As the seasons change, it is time to begin feeding the bees. This helps to ensure their survival over the upcoming winter months. In the fall, bees take a 2:1 sugar syrup.Yesterday, I planned to place the sugar syrup feeders on the hives. Here on Cape Cod, our club suggests feeding them for the first two weeks in October. Since I was already suited up, I also decided to do this year’s final hive inspections. These would be the last full inspections before spring next year.
To my delight, all three of my hives have done well. They have good stores of honey and seems to be rather stocked up for winter. Unfortunately as I opened the fullest the hive on my property, I accidentally broke one of the frames inside the deep. I had forgotten that when they are this packed with honey, it is always easiest to pull the number two frame versus the number one frame. Late in the season, the first frame is usually “glued” to the wall of the hive with propolis. I ended up pulling the top bar of the frame completely off! I did this last year too. When will I learn?!
I could have left the frame in place until next spring or I could have dealt with it then. I decided since this hive was chock full of honey on the other 19 frames, that it would be okay for me to take just this one frame for myself. So, I placed a new frame with new foundation into the hive and brought the broken frame, heavy with honey inside. I would be using the cookie sheet method of extraction for this one frame.
I took a large cookie sheet from the pantry and placed it on the counter top. I stood the frame up on the cookie sheet and with a large serrated bread knife, I ran it down along the top of the capped honeycombs. Honey began to ooze. Once I uncapped all of the cells, I placed it face down on the cookie sheet. The honey began to drip out of the cells onto the cookie sheet. With a bit more finagling from a smaller knife, I was able to remove most of this side’s honey. The process was slow. Finally the frame was empty of most of the honey. I returned it to the top portion of the hive where I had placed the feeder. This way the bees could remove the rest of the honey over a couple of days. It was temporary.

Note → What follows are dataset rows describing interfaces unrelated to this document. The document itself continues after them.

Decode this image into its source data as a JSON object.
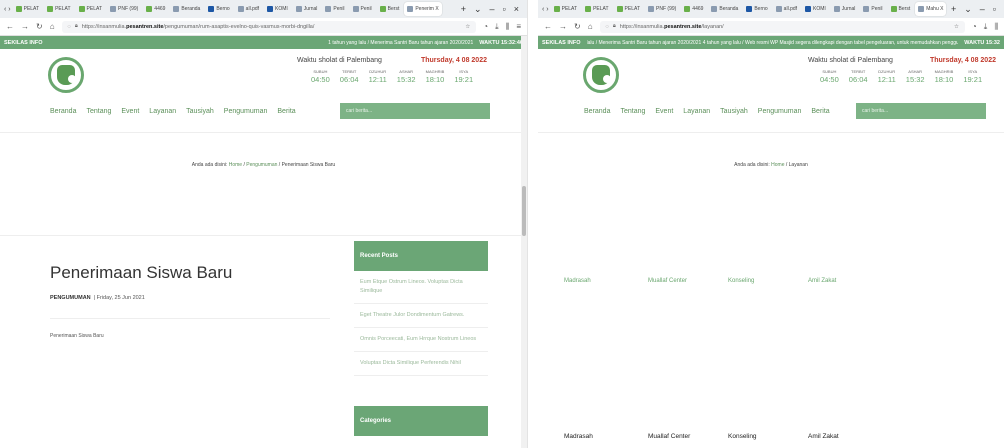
{
  "left": {
    "tabs": [
      {
        "label": "PELAT",
        "kind": "g"
      },
      {
        "label": "PELAT",
        "kind": "g"
      },
      {
        "label": "PELAT",
        "kind": "g"
      },
      {
        "label": "PNF (99)",
        "kind": ""
      },
      {
        "label": "4469",
        "kind": "g"
      },
      {
        "label": "Beranda",
        "kind": ""
      },
      {
        "label": "Berno",
        "kind": "b"
      },
      {
        "label": "all.pdf",
        "kind": ""
      },
      {
        "label": "KOMI",
        "kind": "b"
      },
      {
        "label": "Jurnal",
        "kind": ""
      },
      {
        "label": "Penil",
        "kind": ""
      },
      {
        "label": "Penil",
        "kind": ""
      },
      {
        "label": "Berst",
        "kind": "g"
      },
      {
        "label": "Penerim X",
        "kind": "active"
      }
    ],
    "url_prefix": "https://insanmulia.",
    "url_domain": "pesantren.site",
    "url_path": "/pengumuman/rum-asaptis-evelno-quis-vasmus-morbi-dngilla/",
    "ticker_label": "SEKILAS INFO",
    "ticker_message": "1 tahun yang lalu / Menerima Santri Baru tahun ajaran 2020/2021",
    "ticker_clock": "WAKTU 15:32:46",
    "prayer_title": "Waktu sholat di Palembang",
    "prayer_date": "Thursday, 4 08 2022",
    "prayer_times": [
      {
        "name": "SUBUH",
        "time": "04:50"
      },
      {
        "name": "TERBIT",
        "time": "06:04"
      },
      {
        "name": "DZUHUR",
        "time": "12:11"
      },
      {
        "name": "ASHAR",
        "time": "15:32"
      },
      {
        "name": "MAGHRIB",
        "time": "18:10"
      },
      {
        "name": "ISYA",
        "time": "19:21"
      }
    ],
    "nav": [
      "Beranda",
      "Tentang",
      "Event",
      "Layanan",
      "Tausiyah",
      "Pengumuman",
      "Berita"
    ],
    "search_placeholder": "cari berita...",
    "crumb_prefix": "Anda ada disini:",
    "crumb_home": "Home",
    "crumb_section": "Pengumuman",
    "crumb_current": "/ Penerimaan Siswa Baru",
    "post_title": "Penerimaan Siswa Baru",
    "post_category": "PENGUMUMAN",
    "post_date": "| Friday, 25 Jun 2021",
    "post_body": "Penerimaan Siswa Baru",
    "recent_posts_title": "Recent Posts",
    "recent_posts": [
      "Eum Etque Ostrum Lineos. Voluptas Dicta Similique",
      "Eget Theatre Julor Dondimentum Gatrews.",
      "Omnis Porceecati, Eum Hrrque Nostrum Lineos",
      "Voluptas Dicta Similique Perferendis Nihil"
    ],
    "categories_title": "Categories"
  },
  "right": {
    "tabs": [
      {
        "label": "PELAT",
        "kind": "g"
      },
      {
        "label": "PELAT",
        "kind": "g"
      },
      {
        "label": "PELAT",
        "kind": "g"
      },
      {
        "label": "PNF (99)",
        "kind": ""
      },
      {
        "label": "4469",
        "kind": "g"
      },
      {
        "label": "Beranda",
        "kind": ""
      },
      {
        "label": "Berno",
        "kind": "b"
      },
      {
        "label": "all.pdf",
        "kind": ""
      },
      {
        "label": "KOMI",
        "kind": "b"
      },
      {
        "label": "Jurnal",
        "kind": ""
      },
      {
        "label": "Penil",
        "kind": ""
      },
      {
        "label": "Berst",
        "kind": "g"
      },
      {
        "label": "Mahu X",
        "kind": "active"
      }
    ],
    "url_prefix": "https://insanmulia.",
    "url_domain": "pesantren.site",
    "url_path": "/layanan/",
    "ticker_label": "SEKILAS INFO",
    "ticker_message": "lalu / Menerima Santri Baru tahun ajaran 2020/2021     4 tahun yang lalu / Web resmi WP Masjid segera dilengkapi dengan tabel pengeluaran, untuk memudahkan pengguna mempelajari",
    "ticker_clock": "WAKTU 15:32",
    "prayer_title": "Waktu sholat di Palembang",
    "prayer_date": "Thursday, 4 08 2022",
    "prayer_times": [
      {
        "name": "SUBUH",
        "time": "04:50"
      },
      {
        "name": "TERBIT",
        "time": "06:04"
      },
      {
        "name": "DZUHUR",
        "time": "12:11"
      },
      {
        "name": "ASHAR",
        "time": "15:32"
      },
      {
        "name": "MAGHRIB",
        "time": "18:10"
      },
      {
        "name": "ISYA",
        "time": "19:21"
      }
    ],
    "nav": [
      "Beranda",
      "Tentang",
      "Event",
      "Layanan",
      "Tausiyah",
      "Pengumuman",
      "Berita"
    ],
    "search_placeholder": "cari berita...",
    "crumb_prefix": "Anda ada disini:",
    "crumb_home": "Home",
    "crumb_current": "/ Layanan",
    "services_top": [
      "Madrasah",
      "Muallaf Center",
      "Konseling",
      "Amil Zakat"
    ],
    "services_bottom": [
      "Madrasah",
      "Muallaf Center",
      "Konseling",
      "Amil Zakat"
    ]
  },
  "colors": {
    "accent": "#6ba676",
    "date": "#c0392b"
  }
}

Back inside, I began the laborious process of filtering the honey comb out of the honey. I wanted to strain out bits of honey comb. For this small job, I used a knee-high pantyhose. Over the clean glass jars, I placed a funnel and with a silicone spatula I scooped up the honey. I let the honey run off the spatula and into the pantyhose. It drained into the funnel and into the jar. The method was sound but slow. No matter the technique, honey extraction is laborious! In no time, the kitchen was covered in honey. I was covered in honey. I had it on my clothes, my hands, arms and even on my bare feet! In the end I harvested four six ounce jars. After two years of beekeeping, I finally had my first bit of honey.